● **About this task**
Give back the records in their entirety, exactly.

___ Material provided ___

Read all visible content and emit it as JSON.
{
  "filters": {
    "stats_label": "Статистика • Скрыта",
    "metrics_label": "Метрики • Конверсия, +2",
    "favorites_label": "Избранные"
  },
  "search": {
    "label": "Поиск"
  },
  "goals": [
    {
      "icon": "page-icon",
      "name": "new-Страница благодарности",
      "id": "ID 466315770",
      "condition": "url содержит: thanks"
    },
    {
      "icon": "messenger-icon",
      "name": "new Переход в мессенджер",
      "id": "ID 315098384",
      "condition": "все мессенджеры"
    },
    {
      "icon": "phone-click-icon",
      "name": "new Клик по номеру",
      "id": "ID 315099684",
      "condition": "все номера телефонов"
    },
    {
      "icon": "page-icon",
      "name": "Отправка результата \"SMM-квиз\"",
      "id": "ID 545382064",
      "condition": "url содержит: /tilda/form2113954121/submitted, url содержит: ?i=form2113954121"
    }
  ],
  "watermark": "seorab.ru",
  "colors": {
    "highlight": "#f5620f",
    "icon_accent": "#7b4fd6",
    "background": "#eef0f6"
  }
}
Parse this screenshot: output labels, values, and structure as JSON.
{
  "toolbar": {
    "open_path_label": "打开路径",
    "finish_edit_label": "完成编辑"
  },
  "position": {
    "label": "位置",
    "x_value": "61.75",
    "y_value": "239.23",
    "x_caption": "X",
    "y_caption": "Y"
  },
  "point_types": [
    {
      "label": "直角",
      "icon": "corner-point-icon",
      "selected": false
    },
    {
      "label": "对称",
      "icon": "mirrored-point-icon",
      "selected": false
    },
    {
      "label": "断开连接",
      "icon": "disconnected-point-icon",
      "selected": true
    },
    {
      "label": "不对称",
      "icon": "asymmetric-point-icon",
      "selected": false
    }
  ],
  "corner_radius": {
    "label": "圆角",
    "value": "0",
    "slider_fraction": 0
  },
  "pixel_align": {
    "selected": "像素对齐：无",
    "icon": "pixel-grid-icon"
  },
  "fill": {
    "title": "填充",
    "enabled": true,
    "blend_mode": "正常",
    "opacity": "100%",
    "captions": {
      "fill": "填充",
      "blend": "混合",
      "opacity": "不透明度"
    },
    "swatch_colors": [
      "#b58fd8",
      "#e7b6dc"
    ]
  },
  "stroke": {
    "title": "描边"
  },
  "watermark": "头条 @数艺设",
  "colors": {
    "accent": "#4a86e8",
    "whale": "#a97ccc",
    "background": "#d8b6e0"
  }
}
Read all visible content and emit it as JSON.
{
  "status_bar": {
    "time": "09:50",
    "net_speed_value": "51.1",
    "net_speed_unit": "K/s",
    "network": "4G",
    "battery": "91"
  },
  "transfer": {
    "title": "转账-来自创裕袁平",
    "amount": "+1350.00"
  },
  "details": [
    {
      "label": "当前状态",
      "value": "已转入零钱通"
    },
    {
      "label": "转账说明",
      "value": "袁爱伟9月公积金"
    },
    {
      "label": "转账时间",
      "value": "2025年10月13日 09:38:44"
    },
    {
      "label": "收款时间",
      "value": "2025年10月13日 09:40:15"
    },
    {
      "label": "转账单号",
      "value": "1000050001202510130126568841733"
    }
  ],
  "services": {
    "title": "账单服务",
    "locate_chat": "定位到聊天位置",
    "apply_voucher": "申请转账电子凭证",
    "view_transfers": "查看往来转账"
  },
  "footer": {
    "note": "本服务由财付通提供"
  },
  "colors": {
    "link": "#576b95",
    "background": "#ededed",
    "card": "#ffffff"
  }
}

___

● **Your response**
Read all visible content and emit it as JSON.
{
  "filters": {
    "stats_label": "Статистика • Скрыта",
    "metrics_label": "Метрики • Конверсия, +2",
    "favorites_label": "Избранные"
  },
  "search": {
    "label": "Поиск"
  },
  "goals": [
    {
      "icon": "page-icon",
      "name": "new-Страница благодарности",
      "id": "ID 466315770",
      "condition": "url содержит: thanks"
    },
    {
      "icon": "messenger-icon",
      "name": "new Переход в мессенджер",
      "id": "ID 315098384",
      "condition": "все мессенджеры"
    },
    {
      "icon": "phone-click-icon",
      "name": "new Клик по номеру",
      "id": "ID 315099684",
      "condition": "все номера телефонов"
    },
    {
      "icon": "page-icon",
      "name": "Отправка результата \"SMM-квиз\"",
      "id": "ID 545382064",
      "condition": "url содержит: /tilda/form2113954121/submitted, url содержит: ?i=form2113954121"
    }
  ],
  "watermark": "seorab.ru",
  "colors": {
    "highlight": "#f5620f",
    "icon_accent": "#7b4fd6",
    "background": "#eef0f6"
  }
}
Parse this screenshot: output labels, values, and structure as JSON.
{
  "toolbar": {
    "open_path_label": "打开路径",
    "finish_edit_label": "完成编辑"
  },
  "position": {
    "label": "位置",
    "x_value": "61.75",
    "y_value": "239.23",
    "x_caption": "X",
    "y_caption": "Y"
  },
  "point_types": [
    {
      "label": "直角",
      "icon": "corner-point-icon",
      "selected": false
    },
    {
      "label": "对称",
      "icon": "mirrored-point-icon",
      "selected": false
    },
    {
      "label": "断开连接",
      "icon": "disconnected-point-icon",
      "selected": true
    },
    {
      "label": "不对称",
      "icon": "asymmetric-point-icon",
      "selected": false
    }
  ],
  "corner_radius": {
    "label": "圆角",
    "value": "0",
    "slider_fraction": 0
  },
  "pixel_align": {
    "selected": "像素对齐：无",
    "icon": "pixel-grid-icon"
  },
  "fill": {
    "title": "填充",
    "enabled": true,
    "blend_mode": "正常",
    "opacity": "100%",
    "captions": {
      "fill": "填充",
      "blend": "混合",
      "opacity": "不透明度"
    },
    "swatch_colors": [
      "#b58fd8",
      "#e7b6dc"
    ]
  },
  "stroke": {
    "title": "描边"
  },
  "watermark": "头条 @数艺设",
  "colors": {
    "accent": "#4a86e8",
    "whale": "#a97ccc",
    "background": "#d8b6e0"
  }
}
Read all visible content and emit it as JSON.
{
  "status_bar": {
    "time": "09:50",
    "net_speed_value": "51.1",
    "net_speed_unit": "K/s",
    "network": "4G",
    "battery": "91"
  },
  "transfer": {
    "title": "转账-来自创裕袁平",
    "amount": "+1350.00"
  },
  "details": [
    {
      "label": "当前状态",
      "value": "已转入零钱通"
    },
    {
      "label": "转账说明",
      "value": "袁爱伟9月公积金"
    },
    {
      "label": "转账时间",
      "value": "2025年10月13日 09:38:44"
    },
    {
      "label": "收款时间",
      "value": "2025年10月13日 09:40:15"
    },
    {
      "label": "转账单号",
      "value": "1000050001202510130126568841733"
    }
  ],
  "services": {
    "title": "账单服务",
    "locate_chat": "定位到聊天位置",
    "apply_voucher": "申请转账电子凭证",
    "view_transfers": "查看往来转账"
  },
  "footer": {
    "note": "本服务由财付通提供"
  },
  "colors": {
    "link": "#576b95",
    "background": "#ededed",
    "card": "#ffffff"
  }
}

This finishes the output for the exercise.